The original Golden Record was a gift from humanity, an introduction to our civilization for any extraterrestrials who might encounter the spacecraft, perhaps billions of years in the future. But it was also a gift to humanity.
The Voyager Golden Record contains the story of Earth expressed in sounds, images, and science: Earth's greatest music from myriad cultures and eras, from Bach and Beethoven to Blind Willie Johnson and Chuck Berry, Senegalese percussion to Solomon Island panpipes. Dozens of natural sounds of our planet -- birds, a train, a baby's cry, a kiss -- are collaged into a lovely sound poem. There are spoken greetings in 55 human languages, and one whale language, and more than one hundred images encoded in analog that depict who, and what, we are. Etched on the record’s gold-plated aluminum jacket is a diagram explaining where it came from, and how to play it.

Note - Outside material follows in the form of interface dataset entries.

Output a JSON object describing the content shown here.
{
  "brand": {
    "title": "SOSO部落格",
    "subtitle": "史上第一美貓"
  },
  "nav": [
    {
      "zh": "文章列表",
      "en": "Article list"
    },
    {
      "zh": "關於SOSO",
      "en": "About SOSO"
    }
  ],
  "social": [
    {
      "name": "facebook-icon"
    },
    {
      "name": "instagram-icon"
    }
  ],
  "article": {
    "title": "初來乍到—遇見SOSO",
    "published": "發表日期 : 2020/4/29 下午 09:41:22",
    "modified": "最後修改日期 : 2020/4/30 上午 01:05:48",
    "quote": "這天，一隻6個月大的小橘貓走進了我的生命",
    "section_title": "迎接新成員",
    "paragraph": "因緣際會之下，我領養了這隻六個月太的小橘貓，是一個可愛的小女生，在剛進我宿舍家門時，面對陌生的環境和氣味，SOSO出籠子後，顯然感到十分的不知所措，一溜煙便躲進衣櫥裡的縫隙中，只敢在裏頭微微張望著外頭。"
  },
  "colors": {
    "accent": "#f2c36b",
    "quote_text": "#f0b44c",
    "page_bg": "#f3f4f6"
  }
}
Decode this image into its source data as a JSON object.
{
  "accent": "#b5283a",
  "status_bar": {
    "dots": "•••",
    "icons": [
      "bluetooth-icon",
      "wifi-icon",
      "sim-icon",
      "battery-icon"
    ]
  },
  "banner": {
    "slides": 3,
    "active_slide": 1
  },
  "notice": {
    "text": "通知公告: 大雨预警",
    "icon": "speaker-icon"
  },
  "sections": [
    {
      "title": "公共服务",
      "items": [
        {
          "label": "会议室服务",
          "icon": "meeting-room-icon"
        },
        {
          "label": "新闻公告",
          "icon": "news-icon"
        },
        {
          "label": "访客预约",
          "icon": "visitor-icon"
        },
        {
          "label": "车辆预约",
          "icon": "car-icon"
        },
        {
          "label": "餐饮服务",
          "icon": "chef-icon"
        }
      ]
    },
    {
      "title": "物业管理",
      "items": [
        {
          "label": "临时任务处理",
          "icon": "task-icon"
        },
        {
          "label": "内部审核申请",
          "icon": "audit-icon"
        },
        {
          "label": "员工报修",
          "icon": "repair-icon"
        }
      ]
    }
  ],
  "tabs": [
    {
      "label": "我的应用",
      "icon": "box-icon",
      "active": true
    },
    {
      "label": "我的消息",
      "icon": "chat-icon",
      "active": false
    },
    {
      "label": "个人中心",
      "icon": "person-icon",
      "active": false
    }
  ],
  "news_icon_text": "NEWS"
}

Astronomer and science educator Carl Sagan chaired the visionary committee that created the original Voyager Golden Record forty years ago. Astronomer and SETI pioneer Frank Drake was the technical director, writer Ann Druyan was creative director, science writer Timothy Ferris produced the record, artist Jon Lomberg designed it, and artist Linda Salzman Sagan organized the greetings. Read the rest